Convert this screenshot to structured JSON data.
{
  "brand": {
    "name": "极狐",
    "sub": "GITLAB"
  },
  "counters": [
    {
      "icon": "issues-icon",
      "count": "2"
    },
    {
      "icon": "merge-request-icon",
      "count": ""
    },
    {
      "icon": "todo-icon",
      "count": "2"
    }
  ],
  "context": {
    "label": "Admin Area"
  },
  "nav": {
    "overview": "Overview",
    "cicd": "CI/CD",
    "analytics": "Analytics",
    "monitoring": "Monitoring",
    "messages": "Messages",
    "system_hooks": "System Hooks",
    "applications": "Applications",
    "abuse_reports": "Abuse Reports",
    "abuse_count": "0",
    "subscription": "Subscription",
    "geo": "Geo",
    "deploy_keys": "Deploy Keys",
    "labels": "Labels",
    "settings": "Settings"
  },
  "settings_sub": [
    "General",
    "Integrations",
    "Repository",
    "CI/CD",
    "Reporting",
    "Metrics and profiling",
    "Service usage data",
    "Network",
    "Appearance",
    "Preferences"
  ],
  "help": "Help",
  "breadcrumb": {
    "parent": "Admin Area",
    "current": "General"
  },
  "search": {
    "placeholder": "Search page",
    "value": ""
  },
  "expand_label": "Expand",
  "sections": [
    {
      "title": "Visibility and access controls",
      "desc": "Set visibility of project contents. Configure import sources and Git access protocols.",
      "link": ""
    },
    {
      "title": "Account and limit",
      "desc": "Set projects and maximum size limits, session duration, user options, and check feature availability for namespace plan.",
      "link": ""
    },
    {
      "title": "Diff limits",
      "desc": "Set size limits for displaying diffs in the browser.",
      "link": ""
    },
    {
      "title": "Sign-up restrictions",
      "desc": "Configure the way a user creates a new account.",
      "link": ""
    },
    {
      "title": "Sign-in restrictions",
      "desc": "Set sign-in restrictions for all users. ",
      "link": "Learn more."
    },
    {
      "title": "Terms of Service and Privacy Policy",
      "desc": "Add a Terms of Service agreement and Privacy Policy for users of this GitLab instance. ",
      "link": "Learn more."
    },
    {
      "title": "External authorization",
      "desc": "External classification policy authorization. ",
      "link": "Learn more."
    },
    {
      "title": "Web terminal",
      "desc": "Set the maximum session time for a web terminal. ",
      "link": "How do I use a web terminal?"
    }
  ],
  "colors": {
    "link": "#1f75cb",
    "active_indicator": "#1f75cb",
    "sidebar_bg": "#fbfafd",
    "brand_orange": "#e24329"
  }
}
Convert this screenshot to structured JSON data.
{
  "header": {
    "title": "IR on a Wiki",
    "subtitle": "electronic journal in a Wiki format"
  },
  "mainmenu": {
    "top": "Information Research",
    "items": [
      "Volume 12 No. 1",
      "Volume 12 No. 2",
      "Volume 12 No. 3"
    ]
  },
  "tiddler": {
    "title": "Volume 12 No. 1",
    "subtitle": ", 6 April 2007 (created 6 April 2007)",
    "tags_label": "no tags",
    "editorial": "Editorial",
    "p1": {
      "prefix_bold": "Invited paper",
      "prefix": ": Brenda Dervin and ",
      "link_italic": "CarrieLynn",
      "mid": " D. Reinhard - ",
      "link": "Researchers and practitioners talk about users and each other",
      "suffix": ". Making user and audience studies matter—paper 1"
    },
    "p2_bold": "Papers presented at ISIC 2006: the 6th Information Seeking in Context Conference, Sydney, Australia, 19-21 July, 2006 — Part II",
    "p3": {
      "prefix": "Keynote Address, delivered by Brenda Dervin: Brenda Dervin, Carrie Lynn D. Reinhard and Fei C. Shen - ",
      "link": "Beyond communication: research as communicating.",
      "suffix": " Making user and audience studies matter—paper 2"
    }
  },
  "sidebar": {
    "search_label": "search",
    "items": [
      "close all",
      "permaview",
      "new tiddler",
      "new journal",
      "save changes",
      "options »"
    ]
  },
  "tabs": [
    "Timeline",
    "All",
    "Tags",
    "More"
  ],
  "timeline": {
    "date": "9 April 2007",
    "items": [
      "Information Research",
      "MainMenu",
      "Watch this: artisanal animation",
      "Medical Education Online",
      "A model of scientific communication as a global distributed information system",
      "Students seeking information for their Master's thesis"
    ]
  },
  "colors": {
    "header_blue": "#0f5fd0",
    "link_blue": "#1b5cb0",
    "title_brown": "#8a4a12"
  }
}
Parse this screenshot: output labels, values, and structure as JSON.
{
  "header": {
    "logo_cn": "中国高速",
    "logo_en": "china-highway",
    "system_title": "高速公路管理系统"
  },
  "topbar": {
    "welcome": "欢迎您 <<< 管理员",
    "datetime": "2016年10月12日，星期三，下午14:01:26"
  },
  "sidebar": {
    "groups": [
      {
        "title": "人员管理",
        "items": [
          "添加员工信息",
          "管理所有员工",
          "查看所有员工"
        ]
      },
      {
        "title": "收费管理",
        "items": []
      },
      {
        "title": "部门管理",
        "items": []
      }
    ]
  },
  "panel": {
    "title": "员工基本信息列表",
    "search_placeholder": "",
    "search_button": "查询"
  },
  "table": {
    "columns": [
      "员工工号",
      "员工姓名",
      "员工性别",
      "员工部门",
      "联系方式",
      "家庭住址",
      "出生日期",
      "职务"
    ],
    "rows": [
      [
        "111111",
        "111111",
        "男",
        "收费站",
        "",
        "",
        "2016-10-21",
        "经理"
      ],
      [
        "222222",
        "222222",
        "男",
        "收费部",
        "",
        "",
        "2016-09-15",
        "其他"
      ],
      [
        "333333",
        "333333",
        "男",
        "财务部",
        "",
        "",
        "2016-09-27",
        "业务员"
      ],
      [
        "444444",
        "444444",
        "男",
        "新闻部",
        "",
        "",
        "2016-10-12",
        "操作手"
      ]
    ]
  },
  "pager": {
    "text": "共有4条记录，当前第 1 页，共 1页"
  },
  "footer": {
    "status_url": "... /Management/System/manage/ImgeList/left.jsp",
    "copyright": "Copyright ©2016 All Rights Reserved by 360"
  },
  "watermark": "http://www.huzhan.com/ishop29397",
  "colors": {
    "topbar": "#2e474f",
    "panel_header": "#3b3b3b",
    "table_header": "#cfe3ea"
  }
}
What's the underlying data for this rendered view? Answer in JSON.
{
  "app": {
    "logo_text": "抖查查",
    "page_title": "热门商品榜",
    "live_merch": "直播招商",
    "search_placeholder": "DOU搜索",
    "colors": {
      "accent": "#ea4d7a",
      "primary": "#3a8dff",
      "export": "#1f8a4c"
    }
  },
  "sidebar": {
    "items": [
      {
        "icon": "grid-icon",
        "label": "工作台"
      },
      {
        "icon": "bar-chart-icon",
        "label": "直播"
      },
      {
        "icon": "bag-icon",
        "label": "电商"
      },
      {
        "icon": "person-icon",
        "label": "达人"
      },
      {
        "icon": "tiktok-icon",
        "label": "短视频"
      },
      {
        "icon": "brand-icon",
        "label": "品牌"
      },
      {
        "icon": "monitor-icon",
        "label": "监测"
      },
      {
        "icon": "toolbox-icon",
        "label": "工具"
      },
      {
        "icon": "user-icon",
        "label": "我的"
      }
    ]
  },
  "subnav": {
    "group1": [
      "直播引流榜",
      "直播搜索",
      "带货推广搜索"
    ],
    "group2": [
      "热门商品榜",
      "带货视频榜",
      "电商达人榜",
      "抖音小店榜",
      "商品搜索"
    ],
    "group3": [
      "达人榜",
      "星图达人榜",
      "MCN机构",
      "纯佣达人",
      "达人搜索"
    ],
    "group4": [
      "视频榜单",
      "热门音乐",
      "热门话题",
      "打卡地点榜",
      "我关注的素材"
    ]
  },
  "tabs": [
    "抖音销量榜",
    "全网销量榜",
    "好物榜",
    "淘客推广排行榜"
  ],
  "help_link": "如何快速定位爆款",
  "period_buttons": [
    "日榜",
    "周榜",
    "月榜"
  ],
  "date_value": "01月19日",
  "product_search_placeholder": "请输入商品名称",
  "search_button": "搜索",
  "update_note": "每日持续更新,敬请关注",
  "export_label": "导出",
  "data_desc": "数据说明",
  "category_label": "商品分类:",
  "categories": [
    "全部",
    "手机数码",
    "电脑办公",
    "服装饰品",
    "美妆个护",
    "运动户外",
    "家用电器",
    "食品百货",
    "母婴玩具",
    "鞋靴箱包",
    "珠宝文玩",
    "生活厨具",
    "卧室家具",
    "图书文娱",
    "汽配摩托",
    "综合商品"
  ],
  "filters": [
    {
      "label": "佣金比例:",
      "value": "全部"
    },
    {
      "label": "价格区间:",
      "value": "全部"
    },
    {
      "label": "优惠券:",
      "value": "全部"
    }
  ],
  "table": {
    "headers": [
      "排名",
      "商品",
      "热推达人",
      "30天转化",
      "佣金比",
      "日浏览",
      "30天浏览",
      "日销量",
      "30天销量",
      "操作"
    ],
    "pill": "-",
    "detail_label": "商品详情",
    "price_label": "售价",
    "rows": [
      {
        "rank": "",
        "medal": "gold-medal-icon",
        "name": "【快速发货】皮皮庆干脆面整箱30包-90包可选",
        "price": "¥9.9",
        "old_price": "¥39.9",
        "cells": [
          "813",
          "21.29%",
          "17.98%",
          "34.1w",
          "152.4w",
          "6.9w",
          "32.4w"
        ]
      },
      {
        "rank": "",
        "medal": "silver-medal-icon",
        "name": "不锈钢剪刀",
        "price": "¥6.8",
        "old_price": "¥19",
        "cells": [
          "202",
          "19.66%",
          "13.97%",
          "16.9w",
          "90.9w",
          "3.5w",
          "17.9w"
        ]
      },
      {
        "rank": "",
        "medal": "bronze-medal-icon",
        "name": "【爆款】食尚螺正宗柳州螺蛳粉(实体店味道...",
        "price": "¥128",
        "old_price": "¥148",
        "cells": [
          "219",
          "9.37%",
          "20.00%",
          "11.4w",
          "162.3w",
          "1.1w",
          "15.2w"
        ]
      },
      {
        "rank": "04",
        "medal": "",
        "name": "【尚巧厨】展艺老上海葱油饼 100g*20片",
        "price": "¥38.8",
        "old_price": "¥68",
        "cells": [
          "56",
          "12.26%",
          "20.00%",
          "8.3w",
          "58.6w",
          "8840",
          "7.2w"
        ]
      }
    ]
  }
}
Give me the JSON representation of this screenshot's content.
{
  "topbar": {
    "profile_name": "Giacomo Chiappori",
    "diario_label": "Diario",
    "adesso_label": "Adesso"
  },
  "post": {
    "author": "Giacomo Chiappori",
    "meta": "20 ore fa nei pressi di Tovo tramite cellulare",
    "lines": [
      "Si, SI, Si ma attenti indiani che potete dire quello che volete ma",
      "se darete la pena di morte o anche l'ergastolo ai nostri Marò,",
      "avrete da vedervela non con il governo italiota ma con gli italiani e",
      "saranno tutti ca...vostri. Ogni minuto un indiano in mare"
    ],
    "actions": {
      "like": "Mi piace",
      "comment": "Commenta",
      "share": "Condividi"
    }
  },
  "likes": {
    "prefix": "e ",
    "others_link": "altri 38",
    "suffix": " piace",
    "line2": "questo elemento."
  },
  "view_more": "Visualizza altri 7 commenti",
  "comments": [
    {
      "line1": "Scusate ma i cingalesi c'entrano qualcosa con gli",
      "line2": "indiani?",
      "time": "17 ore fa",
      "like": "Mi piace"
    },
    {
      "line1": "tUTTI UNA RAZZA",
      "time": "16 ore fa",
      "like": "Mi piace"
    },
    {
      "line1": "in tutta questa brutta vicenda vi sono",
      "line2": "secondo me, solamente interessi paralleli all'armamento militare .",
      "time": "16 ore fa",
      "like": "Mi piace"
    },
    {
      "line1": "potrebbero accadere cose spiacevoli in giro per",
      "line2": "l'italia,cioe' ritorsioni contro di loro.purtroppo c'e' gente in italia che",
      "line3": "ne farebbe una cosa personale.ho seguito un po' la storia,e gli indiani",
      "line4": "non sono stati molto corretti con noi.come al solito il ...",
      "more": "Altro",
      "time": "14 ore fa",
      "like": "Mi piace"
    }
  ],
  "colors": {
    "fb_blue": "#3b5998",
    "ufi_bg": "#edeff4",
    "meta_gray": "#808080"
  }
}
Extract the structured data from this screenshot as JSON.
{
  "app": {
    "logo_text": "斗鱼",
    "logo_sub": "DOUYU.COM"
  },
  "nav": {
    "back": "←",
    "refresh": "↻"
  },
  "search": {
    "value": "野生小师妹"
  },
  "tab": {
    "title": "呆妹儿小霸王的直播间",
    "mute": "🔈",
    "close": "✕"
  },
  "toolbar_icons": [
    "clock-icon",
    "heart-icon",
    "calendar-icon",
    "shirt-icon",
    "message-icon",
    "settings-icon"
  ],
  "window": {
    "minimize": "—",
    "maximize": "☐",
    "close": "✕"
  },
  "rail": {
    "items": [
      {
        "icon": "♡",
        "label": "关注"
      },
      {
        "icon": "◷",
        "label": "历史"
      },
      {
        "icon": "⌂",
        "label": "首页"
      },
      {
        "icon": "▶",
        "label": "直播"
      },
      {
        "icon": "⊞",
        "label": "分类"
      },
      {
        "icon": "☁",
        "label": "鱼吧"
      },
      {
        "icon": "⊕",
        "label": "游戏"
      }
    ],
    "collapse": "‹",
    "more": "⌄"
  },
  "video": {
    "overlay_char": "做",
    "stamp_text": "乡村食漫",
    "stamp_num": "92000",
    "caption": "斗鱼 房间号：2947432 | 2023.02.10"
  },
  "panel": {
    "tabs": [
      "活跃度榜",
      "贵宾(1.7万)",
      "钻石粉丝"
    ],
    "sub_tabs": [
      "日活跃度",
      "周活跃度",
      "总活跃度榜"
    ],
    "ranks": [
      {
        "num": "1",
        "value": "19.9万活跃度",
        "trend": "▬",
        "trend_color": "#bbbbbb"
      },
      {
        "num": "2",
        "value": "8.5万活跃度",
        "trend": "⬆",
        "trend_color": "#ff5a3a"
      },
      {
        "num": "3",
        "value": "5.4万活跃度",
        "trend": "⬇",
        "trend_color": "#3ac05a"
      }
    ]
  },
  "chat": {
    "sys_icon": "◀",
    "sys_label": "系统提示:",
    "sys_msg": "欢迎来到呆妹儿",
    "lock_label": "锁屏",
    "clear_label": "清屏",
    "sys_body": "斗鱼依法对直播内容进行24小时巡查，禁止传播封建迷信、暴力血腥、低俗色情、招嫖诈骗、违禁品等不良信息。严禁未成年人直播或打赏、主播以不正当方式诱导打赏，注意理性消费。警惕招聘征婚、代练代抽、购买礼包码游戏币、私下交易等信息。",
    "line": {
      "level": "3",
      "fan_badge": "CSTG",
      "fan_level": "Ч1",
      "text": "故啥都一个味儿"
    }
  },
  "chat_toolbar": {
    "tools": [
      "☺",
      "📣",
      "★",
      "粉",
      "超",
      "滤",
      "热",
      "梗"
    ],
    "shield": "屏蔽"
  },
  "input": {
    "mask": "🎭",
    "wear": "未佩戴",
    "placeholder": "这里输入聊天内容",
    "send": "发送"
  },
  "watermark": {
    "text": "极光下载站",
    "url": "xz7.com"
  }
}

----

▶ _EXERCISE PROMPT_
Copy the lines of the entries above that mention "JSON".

▶ _EXERCISE ANSWER_
Convert this screenshot to structured JSON data.
Convert this screenshot to structured JSON data.
Parse this screenshot: output labels, values, and structure as JSON.
What's the underlying data for this rendered view? Answer in JSON.
Give me the JSON representation of this screenshot's content.
Extract the structured data from this screenshot as JSON.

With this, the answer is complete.